Mortgage lending still on the rise, despite Brexit uncertainty
Similarly to May’s Council of Mortgage Lenders (CML) figures, borrowing is defying predictions.
Both first-time buyers (FTBs) and home movers are borrowing more monthly and compared to 2015 figures, according to the latest CML report for June 2016.
Up by a quarter since the same period last year and up 28% compared to May, the amount FTBs are borrowing is increasing, and they are seemingly not being detracted by the recent political changes. The 34,300 loans for the month equated to £5.5 billion being borrowed.
The amount being borrowed by home owners and home movers are also on the up, with totals reaching £12.3 billion and £6.9 billion respectively.
Paul Smee, Director General of the CML, said: “These figures reveal growth in house purchase activity and in particular for first-time buyers. As ever, there is uncertainty and it will take more time and patience to understand how the market will evolve in the current environment – these figures predominantly cover activity in the run-up to the referendum. We still believe that the mortgage market is well capitalised, resilient and open for business, and will remain so for the foreseeable future. “First-time buyers are continuing to drive house purchase lending, outperforming home movers for the third month running. More loans were advanced to them in June than at any time since August 2007. Buy-to-let house purchase activity remains lower than before the stamp duty changes at the beginning of April, but showed a large month-on-month increase. As might be expected, buy-to-let remortgage seems to have been less affected by the changes and remains consistent with lending last year.”
Richard Connolly, Chief Executive Officer at Rentplus, said: “It’s reassuring to see an increase in first-time buyers in June, confirming that more young Britons are realising their dream of homeownership.
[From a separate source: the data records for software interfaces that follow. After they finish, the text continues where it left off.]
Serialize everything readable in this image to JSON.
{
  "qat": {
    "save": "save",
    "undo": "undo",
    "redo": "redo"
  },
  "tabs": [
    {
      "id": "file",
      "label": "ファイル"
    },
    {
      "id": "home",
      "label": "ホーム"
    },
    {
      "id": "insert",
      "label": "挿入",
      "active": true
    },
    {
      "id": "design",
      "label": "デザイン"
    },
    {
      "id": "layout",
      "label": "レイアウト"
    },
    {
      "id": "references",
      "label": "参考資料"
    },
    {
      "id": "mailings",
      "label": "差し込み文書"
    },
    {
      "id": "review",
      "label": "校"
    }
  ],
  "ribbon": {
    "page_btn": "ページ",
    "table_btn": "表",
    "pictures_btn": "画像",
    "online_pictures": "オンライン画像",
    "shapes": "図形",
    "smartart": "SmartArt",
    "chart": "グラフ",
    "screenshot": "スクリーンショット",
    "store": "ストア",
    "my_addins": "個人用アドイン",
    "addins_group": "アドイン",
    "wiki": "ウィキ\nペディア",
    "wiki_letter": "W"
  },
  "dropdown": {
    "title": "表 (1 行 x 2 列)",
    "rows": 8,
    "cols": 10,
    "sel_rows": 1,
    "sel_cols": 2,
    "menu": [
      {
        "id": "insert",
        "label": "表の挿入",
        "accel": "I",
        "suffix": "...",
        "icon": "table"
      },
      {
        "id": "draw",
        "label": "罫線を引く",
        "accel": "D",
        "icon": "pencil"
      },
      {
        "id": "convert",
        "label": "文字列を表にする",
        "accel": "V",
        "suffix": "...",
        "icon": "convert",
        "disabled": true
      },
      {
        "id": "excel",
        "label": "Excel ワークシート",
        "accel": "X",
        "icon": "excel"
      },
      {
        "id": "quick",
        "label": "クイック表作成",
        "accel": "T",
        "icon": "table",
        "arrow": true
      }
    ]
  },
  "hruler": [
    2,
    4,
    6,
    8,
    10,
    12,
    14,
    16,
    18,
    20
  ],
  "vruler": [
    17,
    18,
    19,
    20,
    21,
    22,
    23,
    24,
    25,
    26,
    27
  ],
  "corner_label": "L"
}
However, homes unfortunately still remain unaffordable for many, with house prices rising faster than wages during the year. First-time buyers are therefore having to increase their borrowing even further, just to get a foothold on the property ladder. Despite low interest rates and other incentives, homeownership remains out of reach for many; with rents continuing to rise, this further hinders progress on savings for a deposit.
“With the changing economic climate after the EU referendum, the challenge of increasing homeownership may now steepen. While low interest rates may make obtaining mortgages more affordable, there could further hurdles such as potential slowdowns in employment or construction making it more difficult to buy a home. To give first-time buyers a boost, the government needs to implement a range of mixed tenure options to help improve access to housing.”